Element data from apps and pages

┌──

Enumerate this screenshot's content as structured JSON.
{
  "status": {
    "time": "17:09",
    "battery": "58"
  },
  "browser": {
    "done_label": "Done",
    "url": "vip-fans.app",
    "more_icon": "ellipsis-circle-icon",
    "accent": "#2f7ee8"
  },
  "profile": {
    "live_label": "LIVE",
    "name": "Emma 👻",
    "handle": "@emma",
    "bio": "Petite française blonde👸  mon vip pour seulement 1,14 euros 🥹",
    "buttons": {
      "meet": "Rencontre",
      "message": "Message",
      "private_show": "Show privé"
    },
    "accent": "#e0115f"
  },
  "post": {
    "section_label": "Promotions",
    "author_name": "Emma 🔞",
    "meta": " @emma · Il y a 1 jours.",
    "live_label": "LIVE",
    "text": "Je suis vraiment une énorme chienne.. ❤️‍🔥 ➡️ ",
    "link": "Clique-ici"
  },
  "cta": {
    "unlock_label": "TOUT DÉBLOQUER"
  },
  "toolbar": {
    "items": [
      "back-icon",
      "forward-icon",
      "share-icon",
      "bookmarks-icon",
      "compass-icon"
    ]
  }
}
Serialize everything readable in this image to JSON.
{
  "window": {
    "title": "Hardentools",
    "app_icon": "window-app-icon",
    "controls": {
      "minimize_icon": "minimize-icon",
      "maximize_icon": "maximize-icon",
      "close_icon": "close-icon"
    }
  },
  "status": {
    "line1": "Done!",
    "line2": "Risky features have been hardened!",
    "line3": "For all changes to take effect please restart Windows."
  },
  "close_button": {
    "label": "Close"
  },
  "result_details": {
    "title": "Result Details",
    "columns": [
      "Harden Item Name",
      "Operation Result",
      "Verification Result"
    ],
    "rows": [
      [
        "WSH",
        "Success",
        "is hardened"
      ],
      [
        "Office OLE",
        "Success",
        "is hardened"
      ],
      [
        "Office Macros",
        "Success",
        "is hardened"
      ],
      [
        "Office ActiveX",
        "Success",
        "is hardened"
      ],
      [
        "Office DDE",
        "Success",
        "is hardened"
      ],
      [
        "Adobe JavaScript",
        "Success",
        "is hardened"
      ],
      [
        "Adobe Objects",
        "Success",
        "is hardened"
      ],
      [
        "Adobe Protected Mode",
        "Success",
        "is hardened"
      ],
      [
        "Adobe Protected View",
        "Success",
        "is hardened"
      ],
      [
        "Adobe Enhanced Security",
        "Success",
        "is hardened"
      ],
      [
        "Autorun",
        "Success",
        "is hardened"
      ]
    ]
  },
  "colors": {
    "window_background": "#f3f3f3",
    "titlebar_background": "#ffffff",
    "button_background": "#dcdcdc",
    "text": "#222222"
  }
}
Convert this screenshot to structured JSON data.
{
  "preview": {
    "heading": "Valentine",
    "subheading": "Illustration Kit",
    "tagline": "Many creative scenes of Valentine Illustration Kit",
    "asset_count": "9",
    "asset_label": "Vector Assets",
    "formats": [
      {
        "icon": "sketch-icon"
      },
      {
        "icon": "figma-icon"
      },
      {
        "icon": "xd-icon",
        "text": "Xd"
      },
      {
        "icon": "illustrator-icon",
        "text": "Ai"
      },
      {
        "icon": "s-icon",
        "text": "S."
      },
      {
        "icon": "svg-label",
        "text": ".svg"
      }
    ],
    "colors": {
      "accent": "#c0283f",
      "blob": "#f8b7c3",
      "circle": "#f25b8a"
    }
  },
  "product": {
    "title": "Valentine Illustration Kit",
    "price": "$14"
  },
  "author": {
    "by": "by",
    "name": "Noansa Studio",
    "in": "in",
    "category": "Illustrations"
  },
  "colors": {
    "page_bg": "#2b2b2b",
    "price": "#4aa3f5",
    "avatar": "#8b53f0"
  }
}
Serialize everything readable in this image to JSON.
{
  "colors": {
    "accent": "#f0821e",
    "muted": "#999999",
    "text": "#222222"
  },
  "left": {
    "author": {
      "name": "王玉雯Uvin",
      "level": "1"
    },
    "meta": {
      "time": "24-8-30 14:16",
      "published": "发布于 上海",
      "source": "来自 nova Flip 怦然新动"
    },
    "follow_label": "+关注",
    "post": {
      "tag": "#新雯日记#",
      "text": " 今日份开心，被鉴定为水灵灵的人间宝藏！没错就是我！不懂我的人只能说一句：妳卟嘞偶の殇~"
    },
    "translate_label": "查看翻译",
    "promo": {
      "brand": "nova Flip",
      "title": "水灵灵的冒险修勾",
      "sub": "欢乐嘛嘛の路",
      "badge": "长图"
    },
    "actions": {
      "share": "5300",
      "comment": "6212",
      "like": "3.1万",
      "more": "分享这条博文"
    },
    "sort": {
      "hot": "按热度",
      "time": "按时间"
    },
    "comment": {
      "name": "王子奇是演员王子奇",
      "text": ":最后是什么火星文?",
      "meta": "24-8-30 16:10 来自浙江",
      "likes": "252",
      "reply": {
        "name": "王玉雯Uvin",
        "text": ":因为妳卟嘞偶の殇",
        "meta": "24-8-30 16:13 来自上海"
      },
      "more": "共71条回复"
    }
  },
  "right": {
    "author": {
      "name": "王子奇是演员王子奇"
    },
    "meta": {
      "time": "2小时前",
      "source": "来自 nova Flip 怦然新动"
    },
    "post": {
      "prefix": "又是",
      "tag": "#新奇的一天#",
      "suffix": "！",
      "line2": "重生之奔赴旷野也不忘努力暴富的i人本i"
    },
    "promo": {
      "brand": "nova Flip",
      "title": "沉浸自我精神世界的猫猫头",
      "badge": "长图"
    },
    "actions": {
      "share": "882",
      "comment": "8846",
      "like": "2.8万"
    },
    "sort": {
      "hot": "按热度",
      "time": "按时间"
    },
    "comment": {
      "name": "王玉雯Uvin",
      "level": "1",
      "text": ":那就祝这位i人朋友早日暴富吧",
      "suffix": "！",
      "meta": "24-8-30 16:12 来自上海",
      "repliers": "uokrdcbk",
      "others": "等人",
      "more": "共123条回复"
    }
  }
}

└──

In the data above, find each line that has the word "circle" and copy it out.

    "more_icon": "ellipsis-circle-icon",
      "circle": "#f25b8a"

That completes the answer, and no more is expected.